### What is required
Tell how many lines in these records contain the string "JSON", with only the number as the reply.

****************

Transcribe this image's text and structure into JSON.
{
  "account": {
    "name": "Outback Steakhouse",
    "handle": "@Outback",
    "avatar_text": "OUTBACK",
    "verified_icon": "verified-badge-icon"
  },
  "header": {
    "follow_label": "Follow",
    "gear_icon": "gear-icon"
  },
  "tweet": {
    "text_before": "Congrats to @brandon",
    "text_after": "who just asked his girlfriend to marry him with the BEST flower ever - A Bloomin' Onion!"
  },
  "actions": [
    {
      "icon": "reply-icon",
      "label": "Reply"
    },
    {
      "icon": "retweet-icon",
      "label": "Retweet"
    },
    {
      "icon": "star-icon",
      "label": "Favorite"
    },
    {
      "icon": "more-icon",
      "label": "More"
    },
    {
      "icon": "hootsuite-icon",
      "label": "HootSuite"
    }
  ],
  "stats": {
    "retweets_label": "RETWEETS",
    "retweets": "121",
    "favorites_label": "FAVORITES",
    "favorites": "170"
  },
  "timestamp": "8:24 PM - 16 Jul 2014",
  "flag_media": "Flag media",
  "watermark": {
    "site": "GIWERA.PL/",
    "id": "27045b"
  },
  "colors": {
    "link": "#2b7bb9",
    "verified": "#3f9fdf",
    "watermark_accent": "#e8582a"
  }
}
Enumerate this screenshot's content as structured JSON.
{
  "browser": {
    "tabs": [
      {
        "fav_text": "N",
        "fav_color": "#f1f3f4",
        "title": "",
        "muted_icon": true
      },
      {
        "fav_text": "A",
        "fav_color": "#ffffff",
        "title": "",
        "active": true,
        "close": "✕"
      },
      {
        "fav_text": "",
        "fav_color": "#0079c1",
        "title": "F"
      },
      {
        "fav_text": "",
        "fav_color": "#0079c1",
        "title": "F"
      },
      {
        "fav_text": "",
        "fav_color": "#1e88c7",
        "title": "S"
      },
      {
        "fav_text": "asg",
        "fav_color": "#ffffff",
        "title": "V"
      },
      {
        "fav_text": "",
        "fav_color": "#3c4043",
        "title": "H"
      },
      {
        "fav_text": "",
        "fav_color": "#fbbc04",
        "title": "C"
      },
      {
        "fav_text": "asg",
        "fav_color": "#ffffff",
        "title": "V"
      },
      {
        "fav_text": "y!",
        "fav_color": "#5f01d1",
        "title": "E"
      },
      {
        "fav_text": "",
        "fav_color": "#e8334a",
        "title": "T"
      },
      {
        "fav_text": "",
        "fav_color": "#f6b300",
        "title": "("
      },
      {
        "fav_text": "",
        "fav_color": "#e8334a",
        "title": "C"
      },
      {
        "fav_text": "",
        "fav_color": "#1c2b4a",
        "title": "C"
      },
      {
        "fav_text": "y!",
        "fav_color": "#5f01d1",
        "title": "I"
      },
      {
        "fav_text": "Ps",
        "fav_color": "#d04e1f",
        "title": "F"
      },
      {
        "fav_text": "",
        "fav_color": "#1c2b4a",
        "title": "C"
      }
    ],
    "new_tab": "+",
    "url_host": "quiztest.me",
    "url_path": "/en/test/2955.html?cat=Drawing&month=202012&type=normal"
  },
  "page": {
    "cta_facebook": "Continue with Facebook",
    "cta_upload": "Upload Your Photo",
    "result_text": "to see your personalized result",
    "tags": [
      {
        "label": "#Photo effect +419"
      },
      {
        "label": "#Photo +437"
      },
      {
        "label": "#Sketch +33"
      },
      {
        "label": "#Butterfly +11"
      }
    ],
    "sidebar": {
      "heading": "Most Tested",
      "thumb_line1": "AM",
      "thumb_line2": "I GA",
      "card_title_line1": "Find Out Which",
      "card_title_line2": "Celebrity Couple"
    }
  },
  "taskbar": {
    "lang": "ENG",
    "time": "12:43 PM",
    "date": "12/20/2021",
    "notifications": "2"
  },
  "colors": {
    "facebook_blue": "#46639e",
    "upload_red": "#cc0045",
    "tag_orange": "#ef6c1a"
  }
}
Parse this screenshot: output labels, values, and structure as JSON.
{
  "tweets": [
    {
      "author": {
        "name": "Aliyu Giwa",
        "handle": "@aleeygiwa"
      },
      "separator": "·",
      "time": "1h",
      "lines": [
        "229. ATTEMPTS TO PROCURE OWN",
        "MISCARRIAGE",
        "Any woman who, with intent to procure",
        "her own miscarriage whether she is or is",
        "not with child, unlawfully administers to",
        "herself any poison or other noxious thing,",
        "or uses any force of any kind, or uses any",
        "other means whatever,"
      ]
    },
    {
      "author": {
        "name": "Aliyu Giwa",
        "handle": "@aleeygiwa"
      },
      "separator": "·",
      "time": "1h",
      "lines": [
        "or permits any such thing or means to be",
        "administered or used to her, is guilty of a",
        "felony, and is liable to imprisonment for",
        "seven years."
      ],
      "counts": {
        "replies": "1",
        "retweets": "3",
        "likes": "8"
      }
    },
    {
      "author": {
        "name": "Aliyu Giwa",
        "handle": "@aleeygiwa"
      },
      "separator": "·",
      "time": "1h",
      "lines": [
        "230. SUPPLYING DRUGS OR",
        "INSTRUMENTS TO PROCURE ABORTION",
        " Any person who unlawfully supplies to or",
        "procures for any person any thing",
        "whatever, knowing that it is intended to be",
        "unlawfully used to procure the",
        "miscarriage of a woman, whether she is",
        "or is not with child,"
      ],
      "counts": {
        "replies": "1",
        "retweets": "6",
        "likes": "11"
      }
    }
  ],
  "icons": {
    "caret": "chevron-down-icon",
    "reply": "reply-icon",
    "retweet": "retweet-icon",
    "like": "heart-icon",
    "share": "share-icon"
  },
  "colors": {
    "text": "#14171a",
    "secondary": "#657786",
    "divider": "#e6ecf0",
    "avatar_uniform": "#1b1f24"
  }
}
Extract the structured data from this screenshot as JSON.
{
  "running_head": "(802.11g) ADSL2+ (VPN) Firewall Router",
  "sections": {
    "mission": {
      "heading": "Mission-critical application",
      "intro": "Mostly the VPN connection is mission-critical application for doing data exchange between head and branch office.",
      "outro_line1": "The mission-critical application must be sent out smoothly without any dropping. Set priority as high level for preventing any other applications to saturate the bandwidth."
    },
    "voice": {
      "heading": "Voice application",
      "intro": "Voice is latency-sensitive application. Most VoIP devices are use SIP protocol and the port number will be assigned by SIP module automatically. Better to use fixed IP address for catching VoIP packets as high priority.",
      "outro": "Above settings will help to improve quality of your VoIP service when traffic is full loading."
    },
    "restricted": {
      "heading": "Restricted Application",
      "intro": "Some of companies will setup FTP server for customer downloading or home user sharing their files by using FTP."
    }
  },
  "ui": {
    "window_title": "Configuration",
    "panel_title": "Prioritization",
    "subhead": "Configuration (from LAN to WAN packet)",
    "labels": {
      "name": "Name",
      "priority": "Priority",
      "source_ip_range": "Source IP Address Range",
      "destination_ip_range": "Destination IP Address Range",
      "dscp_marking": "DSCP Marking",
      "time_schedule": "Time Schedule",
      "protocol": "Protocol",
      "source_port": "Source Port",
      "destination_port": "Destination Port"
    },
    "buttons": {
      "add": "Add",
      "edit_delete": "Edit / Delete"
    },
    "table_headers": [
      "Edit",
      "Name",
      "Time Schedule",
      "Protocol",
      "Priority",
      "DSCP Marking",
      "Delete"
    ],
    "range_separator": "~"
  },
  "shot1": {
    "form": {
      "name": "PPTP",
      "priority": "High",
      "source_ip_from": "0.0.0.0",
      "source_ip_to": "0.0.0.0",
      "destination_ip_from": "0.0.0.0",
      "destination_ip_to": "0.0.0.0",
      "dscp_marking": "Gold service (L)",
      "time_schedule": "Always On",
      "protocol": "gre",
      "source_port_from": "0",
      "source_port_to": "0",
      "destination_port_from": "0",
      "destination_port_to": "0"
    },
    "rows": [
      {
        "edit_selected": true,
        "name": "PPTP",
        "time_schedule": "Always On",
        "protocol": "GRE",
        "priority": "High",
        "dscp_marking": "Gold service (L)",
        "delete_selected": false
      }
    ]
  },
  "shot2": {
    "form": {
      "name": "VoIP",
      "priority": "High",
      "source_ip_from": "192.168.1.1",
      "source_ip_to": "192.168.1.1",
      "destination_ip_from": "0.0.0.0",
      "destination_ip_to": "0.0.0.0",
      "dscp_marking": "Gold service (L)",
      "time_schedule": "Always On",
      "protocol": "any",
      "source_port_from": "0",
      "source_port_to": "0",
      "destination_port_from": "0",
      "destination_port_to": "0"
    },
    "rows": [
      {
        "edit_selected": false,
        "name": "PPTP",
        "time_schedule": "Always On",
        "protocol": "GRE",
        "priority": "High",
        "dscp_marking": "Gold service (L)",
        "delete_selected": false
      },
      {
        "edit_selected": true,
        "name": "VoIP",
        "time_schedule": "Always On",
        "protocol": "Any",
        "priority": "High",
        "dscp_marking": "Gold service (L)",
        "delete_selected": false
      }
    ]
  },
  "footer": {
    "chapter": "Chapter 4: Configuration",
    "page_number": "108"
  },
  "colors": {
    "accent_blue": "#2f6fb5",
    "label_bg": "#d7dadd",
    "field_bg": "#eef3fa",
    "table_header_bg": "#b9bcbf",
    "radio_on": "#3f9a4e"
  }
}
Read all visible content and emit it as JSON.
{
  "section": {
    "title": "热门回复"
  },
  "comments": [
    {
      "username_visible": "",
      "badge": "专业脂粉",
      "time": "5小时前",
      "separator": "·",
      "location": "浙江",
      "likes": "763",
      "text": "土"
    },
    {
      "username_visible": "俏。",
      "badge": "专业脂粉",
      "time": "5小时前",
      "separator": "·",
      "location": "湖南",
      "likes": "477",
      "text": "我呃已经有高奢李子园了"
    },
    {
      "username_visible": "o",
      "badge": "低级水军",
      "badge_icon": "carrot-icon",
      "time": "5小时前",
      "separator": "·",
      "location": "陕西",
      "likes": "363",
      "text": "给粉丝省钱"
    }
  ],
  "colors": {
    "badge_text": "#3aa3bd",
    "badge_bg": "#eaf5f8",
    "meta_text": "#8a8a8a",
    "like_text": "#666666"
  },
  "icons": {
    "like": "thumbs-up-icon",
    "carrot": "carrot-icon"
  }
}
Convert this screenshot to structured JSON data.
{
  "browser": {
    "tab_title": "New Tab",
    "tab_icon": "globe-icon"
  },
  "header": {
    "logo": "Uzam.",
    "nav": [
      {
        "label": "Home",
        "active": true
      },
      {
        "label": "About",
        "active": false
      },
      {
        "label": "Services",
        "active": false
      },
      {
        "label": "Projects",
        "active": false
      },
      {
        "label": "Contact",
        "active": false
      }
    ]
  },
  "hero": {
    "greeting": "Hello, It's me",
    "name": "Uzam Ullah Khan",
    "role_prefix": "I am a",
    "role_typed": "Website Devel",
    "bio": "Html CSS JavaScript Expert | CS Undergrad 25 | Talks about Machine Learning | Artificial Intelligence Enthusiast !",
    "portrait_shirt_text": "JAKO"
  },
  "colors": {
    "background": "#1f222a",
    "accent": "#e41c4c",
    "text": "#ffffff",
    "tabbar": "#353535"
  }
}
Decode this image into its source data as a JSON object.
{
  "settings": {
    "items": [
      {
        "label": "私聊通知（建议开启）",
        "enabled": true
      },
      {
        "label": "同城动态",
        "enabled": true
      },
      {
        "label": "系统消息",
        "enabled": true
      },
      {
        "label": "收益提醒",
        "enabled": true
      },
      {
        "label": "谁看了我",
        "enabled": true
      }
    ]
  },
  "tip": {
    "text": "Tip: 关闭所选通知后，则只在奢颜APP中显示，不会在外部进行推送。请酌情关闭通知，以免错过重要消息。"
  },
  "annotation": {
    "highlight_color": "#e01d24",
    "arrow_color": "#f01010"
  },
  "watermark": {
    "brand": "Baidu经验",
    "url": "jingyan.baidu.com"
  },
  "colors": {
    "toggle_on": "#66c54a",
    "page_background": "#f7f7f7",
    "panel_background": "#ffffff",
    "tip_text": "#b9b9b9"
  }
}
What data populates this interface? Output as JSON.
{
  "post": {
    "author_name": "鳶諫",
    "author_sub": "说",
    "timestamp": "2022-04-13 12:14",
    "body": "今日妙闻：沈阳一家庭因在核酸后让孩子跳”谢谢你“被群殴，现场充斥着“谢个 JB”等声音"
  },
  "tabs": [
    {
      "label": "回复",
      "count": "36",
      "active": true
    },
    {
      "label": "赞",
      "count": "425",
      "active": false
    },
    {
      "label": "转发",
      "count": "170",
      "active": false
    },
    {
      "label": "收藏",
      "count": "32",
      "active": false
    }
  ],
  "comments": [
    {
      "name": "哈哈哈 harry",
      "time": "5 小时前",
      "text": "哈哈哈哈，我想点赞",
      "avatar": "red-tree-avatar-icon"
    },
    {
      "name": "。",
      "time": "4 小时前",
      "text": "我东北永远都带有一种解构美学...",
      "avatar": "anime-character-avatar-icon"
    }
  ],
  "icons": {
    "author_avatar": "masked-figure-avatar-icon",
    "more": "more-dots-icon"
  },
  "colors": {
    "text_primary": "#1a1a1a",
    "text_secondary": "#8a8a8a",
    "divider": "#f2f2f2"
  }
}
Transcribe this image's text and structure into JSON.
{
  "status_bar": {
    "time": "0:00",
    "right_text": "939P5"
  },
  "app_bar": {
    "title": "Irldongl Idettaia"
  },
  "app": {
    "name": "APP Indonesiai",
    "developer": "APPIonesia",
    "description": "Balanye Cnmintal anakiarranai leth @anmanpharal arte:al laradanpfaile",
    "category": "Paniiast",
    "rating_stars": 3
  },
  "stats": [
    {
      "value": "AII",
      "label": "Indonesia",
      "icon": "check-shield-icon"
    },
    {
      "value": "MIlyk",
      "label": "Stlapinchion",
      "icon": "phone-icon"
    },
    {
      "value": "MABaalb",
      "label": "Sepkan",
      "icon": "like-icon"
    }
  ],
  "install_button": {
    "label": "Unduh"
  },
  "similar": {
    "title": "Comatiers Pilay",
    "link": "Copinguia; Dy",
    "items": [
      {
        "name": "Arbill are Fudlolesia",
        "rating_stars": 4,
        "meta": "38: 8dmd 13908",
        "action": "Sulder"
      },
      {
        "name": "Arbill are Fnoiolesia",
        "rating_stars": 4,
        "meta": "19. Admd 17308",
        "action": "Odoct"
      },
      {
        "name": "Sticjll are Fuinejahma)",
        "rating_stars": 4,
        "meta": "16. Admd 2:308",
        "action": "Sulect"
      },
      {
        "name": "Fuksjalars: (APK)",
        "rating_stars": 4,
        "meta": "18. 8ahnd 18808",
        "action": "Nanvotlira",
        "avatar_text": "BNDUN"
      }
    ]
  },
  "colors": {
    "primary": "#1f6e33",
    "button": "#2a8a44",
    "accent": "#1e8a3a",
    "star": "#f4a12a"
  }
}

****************

### Response box
9